===== Data for processing =====
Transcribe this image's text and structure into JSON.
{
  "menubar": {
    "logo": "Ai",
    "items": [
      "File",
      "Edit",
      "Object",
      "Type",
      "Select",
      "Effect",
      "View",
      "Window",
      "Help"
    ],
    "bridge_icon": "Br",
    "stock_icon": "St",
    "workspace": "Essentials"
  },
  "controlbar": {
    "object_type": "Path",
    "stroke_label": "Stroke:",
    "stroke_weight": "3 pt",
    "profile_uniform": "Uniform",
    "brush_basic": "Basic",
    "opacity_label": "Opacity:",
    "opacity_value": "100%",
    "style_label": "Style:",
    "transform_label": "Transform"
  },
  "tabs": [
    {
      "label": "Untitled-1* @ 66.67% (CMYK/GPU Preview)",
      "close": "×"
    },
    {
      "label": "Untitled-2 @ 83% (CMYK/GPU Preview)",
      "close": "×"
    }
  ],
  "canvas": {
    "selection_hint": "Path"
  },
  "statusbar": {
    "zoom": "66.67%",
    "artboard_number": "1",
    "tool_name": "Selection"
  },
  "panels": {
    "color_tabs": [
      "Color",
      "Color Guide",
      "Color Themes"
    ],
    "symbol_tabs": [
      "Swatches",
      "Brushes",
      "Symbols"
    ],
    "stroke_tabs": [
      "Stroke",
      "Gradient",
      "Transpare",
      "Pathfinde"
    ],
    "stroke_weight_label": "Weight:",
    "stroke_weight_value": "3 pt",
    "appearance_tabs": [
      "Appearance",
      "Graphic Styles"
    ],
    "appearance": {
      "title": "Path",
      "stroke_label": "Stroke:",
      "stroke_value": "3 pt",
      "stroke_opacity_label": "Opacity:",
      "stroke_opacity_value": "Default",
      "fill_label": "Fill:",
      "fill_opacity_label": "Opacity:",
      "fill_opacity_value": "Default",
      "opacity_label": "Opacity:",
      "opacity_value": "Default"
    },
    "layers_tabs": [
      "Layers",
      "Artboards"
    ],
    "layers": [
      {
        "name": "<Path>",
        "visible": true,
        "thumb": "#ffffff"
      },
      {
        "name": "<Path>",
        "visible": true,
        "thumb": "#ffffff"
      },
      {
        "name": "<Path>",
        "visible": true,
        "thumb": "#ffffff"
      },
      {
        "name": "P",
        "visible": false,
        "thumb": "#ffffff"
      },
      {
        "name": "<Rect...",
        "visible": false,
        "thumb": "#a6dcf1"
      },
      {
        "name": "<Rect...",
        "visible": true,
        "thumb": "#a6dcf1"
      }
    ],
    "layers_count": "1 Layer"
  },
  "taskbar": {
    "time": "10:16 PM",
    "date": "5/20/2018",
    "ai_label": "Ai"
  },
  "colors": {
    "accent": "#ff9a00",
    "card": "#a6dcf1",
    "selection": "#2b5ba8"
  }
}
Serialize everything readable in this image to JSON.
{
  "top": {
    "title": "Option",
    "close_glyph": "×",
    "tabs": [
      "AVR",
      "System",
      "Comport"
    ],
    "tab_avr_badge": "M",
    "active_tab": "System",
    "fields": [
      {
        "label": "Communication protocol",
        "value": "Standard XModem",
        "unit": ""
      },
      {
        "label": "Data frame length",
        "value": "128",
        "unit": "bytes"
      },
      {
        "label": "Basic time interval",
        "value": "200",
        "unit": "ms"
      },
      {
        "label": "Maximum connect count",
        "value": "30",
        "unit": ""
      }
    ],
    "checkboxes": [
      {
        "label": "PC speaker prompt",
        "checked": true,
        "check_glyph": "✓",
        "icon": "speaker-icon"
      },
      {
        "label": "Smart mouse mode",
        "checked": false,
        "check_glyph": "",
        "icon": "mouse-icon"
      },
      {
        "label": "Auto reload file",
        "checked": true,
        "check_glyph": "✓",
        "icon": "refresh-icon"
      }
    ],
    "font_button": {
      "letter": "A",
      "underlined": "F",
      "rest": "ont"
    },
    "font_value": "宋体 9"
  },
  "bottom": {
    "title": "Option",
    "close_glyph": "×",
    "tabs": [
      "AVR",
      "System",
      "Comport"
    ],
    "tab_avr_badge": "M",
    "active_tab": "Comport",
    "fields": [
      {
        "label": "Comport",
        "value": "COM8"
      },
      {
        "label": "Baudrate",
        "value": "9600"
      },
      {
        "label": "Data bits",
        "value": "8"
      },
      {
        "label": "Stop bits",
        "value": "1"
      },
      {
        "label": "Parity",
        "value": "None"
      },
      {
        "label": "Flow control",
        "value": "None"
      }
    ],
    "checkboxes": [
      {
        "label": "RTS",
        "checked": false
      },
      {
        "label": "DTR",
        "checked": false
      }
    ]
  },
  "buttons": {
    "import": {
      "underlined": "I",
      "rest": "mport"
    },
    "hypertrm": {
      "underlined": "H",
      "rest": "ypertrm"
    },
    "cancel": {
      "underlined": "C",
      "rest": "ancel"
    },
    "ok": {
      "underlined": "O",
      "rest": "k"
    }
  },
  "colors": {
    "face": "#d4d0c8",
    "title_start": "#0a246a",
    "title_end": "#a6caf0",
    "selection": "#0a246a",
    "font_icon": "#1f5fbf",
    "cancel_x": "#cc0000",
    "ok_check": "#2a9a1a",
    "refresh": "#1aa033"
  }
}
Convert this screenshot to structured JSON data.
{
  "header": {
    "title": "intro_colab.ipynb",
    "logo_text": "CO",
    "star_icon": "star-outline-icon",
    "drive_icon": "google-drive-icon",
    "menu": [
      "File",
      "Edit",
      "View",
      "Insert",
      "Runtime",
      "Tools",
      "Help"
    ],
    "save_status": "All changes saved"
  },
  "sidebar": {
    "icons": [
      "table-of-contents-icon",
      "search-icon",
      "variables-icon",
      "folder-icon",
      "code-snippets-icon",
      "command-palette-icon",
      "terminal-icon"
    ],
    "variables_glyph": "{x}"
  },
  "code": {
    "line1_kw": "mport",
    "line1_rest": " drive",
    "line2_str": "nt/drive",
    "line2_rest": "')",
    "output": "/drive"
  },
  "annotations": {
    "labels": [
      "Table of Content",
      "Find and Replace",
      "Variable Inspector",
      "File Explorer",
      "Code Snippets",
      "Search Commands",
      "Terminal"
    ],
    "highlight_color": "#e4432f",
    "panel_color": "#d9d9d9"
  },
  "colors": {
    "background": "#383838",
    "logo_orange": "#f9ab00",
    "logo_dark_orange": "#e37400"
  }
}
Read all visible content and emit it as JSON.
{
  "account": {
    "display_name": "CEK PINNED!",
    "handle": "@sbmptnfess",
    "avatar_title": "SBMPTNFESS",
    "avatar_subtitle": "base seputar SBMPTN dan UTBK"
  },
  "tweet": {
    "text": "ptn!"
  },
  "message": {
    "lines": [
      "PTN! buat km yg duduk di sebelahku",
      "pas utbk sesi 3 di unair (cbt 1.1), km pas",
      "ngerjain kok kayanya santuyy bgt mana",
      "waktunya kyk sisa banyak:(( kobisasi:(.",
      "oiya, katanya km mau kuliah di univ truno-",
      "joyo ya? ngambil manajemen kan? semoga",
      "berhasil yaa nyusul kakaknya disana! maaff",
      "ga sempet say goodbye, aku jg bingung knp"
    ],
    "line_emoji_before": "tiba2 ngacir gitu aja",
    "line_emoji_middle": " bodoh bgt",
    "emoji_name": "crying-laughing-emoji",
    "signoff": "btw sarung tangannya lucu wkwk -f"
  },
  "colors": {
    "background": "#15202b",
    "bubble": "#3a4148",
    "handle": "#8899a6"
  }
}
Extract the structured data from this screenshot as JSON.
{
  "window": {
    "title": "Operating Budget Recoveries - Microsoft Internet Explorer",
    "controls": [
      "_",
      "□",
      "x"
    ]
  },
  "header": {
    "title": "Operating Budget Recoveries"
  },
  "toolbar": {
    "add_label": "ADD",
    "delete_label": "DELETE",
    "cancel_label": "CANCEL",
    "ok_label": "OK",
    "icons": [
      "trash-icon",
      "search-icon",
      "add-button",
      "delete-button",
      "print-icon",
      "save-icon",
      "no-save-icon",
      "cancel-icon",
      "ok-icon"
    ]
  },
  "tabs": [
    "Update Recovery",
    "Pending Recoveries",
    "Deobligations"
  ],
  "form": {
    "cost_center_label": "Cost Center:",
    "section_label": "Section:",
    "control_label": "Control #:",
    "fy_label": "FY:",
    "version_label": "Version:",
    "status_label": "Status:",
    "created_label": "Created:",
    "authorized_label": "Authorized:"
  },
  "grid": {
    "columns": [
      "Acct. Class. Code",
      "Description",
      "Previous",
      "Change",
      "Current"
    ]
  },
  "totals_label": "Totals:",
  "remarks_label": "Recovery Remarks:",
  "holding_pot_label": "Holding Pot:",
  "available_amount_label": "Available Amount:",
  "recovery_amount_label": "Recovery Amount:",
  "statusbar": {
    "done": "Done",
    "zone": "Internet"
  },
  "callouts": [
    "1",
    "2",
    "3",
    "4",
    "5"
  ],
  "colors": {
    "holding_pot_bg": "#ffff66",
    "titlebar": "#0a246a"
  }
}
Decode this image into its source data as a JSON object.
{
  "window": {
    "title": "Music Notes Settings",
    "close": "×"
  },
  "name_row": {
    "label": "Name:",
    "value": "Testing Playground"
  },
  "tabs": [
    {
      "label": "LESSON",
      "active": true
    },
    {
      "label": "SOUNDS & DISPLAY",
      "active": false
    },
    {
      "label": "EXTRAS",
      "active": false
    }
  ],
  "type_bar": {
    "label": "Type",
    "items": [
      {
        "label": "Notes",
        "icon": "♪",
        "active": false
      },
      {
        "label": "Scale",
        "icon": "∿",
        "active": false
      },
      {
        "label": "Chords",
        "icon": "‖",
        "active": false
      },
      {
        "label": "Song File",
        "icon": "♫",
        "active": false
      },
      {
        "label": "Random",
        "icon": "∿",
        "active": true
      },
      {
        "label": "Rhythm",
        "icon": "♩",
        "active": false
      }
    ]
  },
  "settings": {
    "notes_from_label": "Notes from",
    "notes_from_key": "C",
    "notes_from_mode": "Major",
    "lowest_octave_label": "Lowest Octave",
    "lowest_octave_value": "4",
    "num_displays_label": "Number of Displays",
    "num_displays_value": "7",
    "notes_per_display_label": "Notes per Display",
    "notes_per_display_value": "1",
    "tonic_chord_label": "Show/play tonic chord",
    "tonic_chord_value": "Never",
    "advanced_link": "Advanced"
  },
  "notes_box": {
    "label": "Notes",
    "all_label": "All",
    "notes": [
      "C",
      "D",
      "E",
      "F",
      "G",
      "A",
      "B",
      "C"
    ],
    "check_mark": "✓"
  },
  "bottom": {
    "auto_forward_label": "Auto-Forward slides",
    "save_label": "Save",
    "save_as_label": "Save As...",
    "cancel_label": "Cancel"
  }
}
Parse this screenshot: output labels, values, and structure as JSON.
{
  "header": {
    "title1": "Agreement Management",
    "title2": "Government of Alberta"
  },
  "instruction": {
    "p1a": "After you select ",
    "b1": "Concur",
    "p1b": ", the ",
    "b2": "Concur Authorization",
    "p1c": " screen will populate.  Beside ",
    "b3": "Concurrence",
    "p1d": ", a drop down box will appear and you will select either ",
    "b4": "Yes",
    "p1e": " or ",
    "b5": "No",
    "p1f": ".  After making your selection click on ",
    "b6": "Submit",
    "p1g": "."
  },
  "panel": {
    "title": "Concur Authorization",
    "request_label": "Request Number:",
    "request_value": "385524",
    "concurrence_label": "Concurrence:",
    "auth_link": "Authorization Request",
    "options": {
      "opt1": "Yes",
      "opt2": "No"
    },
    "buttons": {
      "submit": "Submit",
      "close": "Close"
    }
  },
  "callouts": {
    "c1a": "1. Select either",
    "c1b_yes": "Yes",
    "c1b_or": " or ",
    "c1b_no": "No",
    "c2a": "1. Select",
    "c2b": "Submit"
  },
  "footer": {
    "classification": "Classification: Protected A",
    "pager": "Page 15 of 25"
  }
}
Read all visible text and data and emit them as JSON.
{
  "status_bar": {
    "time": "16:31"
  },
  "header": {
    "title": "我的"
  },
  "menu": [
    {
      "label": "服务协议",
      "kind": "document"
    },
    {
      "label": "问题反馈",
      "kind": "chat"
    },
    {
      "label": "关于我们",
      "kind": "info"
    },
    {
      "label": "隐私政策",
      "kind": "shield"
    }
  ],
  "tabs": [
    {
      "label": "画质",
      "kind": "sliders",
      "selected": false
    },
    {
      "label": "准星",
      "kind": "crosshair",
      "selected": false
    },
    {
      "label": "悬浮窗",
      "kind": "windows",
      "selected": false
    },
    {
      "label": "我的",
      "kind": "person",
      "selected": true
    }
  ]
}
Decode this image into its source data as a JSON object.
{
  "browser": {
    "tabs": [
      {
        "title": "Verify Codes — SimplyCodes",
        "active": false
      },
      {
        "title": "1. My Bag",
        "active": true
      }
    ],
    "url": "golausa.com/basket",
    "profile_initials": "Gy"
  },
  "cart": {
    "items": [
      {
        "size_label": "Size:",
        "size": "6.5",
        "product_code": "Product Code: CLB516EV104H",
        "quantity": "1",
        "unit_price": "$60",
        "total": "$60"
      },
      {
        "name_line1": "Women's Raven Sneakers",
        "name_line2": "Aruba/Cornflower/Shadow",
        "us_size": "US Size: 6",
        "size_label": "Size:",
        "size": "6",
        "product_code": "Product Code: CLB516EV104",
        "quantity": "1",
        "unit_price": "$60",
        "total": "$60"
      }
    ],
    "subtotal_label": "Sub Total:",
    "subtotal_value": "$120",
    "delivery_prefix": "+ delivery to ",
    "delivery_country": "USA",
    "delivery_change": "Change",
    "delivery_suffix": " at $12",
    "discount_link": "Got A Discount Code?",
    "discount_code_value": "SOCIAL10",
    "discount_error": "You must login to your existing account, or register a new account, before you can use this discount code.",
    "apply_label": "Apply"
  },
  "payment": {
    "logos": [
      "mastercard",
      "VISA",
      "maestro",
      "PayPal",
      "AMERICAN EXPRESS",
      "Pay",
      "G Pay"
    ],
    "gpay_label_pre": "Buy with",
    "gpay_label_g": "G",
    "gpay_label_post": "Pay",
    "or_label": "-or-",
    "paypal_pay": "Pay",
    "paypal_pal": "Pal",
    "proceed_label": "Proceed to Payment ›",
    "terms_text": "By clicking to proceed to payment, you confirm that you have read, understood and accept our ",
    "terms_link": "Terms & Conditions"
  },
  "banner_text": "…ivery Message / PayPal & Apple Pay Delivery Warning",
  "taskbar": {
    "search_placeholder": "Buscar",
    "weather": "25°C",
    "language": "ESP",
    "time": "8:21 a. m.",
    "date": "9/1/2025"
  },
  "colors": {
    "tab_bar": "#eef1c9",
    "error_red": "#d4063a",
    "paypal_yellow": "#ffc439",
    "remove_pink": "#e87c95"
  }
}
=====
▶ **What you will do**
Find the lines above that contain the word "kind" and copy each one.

▶ **Reply to the exercise**
      "kind": "document"
      "kind": "chat"
      "kind": "info"
      "kind": "shield"
      "kind": "sliders",
      "kind": "crosshair",
      "kind": "windows",
      "kind": "person",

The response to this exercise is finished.